  7. Max von Stephanitz: The German Shepherd Dog in words and pictures. 6th, completely revised and greatly increased edition. Association for German Shepherd Dogs, Munich 1921, pp. 97–99, Textarchiv - Internet Archive .
  8. Extensive quotations ("declarations of love") . On from Rudolf Löns: Natural hunting dog science, showing all types of working dogs. Weber, Heilbronn 1925.
  9. a b c d Susanne Zander: German Sheep Poodle Cultural Property. In: The dog. No. 2, 2005, pp. 16-19.
  10. a b W. Wieland: The herding dog blows in Pomerania. (PDF) In: The dog. Volume 1, pp. 299–301, (PDF; 391 kB.)
  11. Kynegetikos: Down-to-earth herding dogs (final part) . (PDF; 442 kB) In: The down-to-earth herding dog. News sheet of the student council for down-to-earth herding dogs in the RDH. No. 2, May 1939 = Rundschau for hunting and dog sports. Volume 17, No. 4/5, May 1939, pp. 1938–1939, here p. 1939.
  12. These names are given with reference to Wieland in Aga vom Hagen: Die Hunderassen. A guide for dog lovers and breeders. Akademische Verlagsgesellschaft Athenaion, Potsdam 1935, p. 120, right column.
  13. a b c d Lüders, Rassow and Wieland: The determination of the breed characteristics - print from 1956 for the special breeding association for herd working dogs in the GDR (PDF; 295 kB).

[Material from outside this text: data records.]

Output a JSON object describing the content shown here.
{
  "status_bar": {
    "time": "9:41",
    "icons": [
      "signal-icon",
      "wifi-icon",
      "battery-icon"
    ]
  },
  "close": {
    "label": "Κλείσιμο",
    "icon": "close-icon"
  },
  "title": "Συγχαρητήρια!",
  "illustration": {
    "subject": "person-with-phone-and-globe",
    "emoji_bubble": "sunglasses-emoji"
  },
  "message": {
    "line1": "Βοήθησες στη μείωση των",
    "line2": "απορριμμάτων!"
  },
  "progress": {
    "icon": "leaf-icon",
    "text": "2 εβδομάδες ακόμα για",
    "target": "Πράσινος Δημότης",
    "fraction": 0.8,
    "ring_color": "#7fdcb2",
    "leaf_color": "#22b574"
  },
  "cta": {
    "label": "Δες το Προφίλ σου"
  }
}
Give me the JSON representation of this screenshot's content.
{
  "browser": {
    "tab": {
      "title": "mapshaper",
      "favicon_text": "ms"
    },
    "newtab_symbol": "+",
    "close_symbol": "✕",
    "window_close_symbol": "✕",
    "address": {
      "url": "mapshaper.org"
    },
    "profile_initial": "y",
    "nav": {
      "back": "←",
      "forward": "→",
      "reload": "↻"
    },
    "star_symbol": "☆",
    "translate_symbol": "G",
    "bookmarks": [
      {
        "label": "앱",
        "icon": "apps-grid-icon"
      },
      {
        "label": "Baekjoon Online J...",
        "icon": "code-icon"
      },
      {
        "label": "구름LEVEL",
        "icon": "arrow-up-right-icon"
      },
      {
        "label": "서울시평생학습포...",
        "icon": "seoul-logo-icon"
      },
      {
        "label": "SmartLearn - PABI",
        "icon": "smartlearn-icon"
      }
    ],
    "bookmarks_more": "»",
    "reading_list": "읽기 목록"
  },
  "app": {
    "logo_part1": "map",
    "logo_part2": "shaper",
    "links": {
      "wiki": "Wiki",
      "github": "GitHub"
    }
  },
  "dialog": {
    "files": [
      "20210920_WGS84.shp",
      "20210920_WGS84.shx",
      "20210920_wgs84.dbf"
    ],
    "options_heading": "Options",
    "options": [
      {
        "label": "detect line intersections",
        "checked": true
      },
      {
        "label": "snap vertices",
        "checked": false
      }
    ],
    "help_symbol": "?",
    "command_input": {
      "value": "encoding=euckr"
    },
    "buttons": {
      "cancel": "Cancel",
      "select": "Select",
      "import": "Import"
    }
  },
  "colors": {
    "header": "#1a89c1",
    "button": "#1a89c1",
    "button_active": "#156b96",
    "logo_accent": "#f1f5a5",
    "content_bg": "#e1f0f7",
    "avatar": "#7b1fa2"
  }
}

  14. At least outside of Pomerania, however, there were shaggy-haired people with upright and tip-eared ears; see. the pictures at Max von Stephanitz: The German Shepherd Dog in words and pictures. 6th, completely revised and greatly increased edition. Association for German Shepherds, Munich 1921, p. 97, Textarchiv - Internet Archive .